What to produce:
Copy out each line of the listing below that contains the word "text".
·····
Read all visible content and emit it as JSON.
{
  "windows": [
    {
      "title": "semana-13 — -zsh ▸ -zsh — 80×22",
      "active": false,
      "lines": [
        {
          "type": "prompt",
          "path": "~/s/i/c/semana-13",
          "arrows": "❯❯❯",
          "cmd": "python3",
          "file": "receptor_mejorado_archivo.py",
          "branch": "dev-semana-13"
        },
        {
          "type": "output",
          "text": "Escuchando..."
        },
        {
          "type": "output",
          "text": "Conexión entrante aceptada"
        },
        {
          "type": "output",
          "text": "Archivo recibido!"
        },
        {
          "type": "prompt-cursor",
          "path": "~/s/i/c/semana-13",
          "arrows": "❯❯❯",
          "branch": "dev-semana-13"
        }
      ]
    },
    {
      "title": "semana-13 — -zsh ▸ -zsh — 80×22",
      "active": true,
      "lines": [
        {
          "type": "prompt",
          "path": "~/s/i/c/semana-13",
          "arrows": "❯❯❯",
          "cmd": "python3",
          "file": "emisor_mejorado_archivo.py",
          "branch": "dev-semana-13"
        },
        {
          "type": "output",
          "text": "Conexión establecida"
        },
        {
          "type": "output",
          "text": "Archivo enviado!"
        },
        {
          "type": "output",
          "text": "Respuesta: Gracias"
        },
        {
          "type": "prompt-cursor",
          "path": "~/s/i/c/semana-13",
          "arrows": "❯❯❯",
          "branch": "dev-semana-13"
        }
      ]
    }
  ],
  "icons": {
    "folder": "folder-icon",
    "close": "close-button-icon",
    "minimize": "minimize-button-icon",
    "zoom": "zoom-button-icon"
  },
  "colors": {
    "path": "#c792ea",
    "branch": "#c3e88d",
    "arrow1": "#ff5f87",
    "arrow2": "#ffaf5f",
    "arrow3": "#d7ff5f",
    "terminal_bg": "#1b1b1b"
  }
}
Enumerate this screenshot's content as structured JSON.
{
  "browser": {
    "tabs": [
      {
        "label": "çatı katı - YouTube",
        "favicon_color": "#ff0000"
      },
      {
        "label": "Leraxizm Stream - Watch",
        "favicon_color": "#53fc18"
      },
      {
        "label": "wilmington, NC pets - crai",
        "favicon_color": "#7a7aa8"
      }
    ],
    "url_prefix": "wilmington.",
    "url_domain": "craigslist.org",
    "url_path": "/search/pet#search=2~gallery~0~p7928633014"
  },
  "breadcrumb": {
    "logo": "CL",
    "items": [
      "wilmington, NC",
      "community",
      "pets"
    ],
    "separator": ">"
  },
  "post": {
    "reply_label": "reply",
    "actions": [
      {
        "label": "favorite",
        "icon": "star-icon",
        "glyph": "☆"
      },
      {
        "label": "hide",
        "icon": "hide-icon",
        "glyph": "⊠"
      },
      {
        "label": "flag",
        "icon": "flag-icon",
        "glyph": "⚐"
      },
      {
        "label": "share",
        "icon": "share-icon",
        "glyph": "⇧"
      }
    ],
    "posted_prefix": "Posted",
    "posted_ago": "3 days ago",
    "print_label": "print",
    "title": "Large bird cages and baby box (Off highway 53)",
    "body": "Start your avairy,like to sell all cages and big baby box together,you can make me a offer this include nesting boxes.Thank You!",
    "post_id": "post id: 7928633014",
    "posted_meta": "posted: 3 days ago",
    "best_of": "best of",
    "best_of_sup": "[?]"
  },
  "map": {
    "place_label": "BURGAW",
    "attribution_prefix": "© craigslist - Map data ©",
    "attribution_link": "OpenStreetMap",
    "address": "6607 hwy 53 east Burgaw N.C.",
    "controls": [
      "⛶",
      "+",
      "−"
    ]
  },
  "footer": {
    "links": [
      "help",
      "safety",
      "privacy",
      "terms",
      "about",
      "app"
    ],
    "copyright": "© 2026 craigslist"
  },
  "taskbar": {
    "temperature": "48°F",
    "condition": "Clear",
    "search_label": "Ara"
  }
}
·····
Task output:
          "text": "Escuchando..."
          "text": "Conexión entrante aceptada"
          "text": "Archivo recibido!"
          "text": "Conexión establecida"
          "text": "Archivo enviado!"
          "text": "Respuesta: Gracias"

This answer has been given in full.